Filter this material down to the lines that hold "JSON", copying each one.

(RECORDS PROVIDED begins)

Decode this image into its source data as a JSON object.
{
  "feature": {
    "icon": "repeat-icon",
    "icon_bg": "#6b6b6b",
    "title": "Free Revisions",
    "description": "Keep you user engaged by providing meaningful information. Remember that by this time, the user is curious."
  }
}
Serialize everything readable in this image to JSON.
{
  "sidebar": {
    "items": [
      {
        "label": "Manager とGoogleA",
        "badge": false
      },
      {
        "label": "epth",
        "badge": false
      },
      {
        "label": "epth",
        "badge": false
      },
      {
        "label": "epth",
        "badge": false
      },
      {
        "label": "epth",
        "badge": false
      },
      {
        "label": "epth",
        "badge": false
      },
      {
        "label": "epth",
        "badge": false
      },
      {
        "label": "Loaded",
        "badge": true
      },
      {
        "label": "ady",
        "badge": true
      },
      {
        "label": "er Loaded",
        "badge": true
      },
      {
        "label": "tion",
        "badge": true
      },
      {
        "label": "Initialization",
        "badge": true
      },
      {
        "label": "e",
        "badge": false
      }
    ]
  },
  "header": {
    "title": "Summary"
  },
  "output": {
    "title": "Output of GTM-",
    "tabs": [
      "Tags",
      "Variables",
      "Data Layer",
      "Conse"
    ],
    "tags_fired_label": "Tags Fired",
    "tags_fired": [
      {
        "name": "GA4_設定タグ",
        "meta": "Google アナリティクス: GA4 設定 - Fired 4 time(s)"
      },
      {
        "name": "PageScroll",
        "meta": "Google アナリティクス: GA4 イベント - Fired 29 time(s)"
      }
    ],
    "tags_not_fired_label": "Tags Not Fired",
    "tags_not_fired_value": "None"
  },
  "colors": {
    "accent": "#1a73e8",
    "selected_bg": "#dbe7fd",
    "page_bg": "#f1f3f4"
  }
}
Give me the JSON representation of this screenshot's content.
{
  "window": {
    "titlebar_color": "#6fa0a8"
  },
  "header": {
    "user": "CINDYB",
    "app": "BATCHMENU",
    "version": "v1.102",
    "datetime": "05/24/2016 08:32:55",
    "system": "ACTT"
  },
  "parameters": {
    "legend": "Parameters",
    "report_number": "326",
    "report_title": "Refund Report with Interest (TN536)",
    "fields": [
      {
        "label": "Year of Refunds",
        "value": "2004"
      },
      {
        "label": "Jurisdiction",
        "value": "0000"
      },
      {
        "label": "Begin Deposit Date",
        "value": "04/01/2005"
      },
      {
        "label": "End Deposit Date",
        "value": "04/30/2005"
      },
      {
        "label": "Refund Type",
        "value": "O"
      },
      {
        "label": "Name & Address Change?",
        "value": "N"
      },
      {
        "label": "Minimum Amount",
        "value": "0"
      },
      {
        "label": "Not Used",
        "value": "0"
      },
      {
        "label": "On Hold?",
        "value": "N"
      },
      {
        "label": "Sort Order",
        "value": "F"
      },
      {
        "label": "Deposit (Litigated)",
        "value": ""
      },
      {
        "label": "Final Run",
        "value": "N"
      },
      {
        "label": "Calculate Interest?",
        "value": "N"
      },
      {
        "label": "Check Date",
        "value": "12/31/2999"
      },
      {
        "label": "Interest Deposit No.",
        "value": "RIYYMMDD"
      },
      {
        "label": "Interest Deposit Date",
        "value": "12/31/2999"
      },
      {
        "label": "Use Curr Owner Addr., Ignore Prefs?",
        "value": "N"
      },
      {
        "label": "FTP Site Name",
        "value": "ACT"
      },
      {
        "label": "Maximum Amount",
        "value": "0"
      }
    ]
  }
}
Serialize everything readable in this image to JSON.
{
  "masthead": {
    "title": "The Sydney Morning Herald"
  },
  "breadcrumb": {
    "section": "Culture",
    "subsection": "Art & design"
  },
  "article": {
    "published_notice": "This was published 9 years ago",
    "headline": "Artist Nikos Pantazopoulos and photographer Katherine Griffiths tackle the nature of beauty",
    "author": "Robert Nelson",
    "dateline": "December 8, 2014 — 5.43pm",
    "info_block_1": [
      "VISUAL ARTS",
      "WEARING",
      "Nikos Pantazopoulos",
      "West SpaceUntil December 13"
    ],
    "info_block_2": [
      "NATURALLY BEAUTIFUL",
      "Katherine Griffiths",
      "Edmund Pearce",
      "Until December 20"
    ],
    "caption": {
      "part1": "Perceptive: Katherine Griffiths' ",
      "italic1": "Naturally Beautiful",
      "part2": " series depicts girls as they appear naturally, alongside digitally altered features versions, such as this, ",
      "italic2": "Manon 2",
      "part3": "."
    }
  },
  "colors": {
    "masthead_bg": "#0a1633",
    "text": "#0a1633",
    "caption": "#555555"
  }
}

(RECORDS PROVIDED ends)

*RESULT OF THE TASK*.
Decode this image into its source data as a JSON object.
Serialize everything readable in this image to JSON.
Give me the JSON representation of this screenshot's content.
Serialize everything readable in this image to JSON.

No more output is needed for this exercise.